Tuesday, April 16, 2024

Update: Prosecutor reviewed potential child abuse incident without knowing parent was Wilmington police officer 

The District Attorney's office reviewed the allegations against a suspect in a potential child abuse case without being informed he was a Wilmington Police Department officer, a spokesperson said. (Port City Daily photo / File)
The District Attorney’s office reviewed the allegations against a suspect in a potential child abuse case without being informed he was a Wilmington Police Department officer, a spokesperson said. (Port City Daily photo / File)

WILMINGTON — Earlier this month, authorities responded to a 911 call and found the 8-year-old daughter of a Wilmington Police Department officer had been left, naked and alone, locked in the back of a car outside a bar and restaurant. The district attorney’s office says the case was reviewed without the knowledge that the potential suspect was a law enforcement officer.

Related: Internal Affairs investigating Wilmington officer who allegedly left his naked child locked in a car while dining

A 911 call was placed on Saturday, October 19, around 5:45 p.m. after employees of the Ogden Tap Room noticed the daughter of Willmington Police Department (WPD) Lieutenant Matthew Malone in a car parked behind the restaurant. The young girl told the caller that she needed to use the bathroom, but had been ordered by her father not to leave the car.

Malone and his wife had apparently placed their daughter in the car after her clothes became wet, possibly while playing on a ‘bouncy house’ set up for the bar’s annual Oktoberfest celebration; Malone then returned to the bar, leaving his daughter wrapped in a towel.

Two deputies from the New Hanover County Sheriff’s Office (NHCSO) were dispatched and interviewed several people at the scene, including Malone. Ultimately, NHCSO chose not to press charges against Malone, but not before consulting the District Attorney’s office.

The incident was presented to a prosecutor at the District Attorney’s office who specializes in child abuse cases, according to Samantha Dooies, assistant to District Attorney Ben David.

The prosecutor considered both general criminal activity and specifically the North Carolina statutory definition of misdemeanor child abuse, which reads:

§ 14-318.2. Child abuse a misdemeanor.

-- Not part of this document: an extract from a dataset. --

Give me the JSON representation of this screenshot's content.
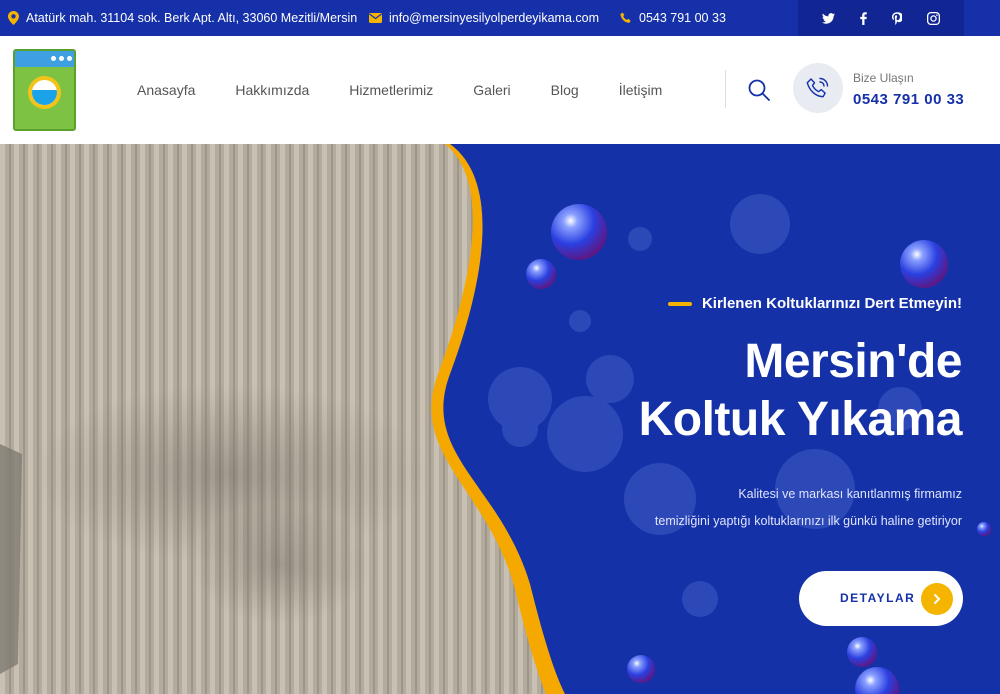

(a) Any parent of a child less than 16 years of age, or any other person providing care to or supervision of such child, who inflicts physical injury, or who allows physical injury to be inflicted, or who creates or allows to be created a substantial risk of physical injury, upon or to such child by other than accidental means is guilty of the Class A1 misdemeanor of child abuse.

(b) The Class A1 misdemeanor of child abuse is an offense additional to other civil and criminal provisions and is not intended to repeal or preclude any other sanctions or remedies.

(c) A parent who abandons an infant less than seven days of age pursuant to G.S. 14-322.3 shall not be prosecuted under this section for any acts or omissions related to the care of that infant.

While the fact that Malone is a high-ranking, long-serving police officer — hired in July, 2002, and currently making $75,000 annually as a lieutenant — prompted speculation on social media that he had received special treatment, Dooies specifically noted that the prosecutor who reviewed the case did so without the knowledge that the suspect was a law enforcement officer.

It is worth noting that while the District Attorney’s office does frequently consult with local law enforcement on cases, the ultimate decision to arrest — or not arrest — comes solely from those law enforcement agencies in concert with a magistrate or judge, in this case NHCSO; arrest warrants are issued after law enforcement requests them from magistrates, a decision in which the DA’s office has no role.

After an arrest, the DA’s office can choose to proceed with pressing charges or drop them.

While the Internal Affairs Unit of the WPD’s Professional Standards Division is still investigating Malone’s conduct, he has not been placed on either administrative or unpaid leave, according to employment records provided Tuesday.

Send comments and tips to Benjamin Schachtman at ben@localvoicemedia.com, @pcdben on Twitter, and (910) 538-2001

Related Articles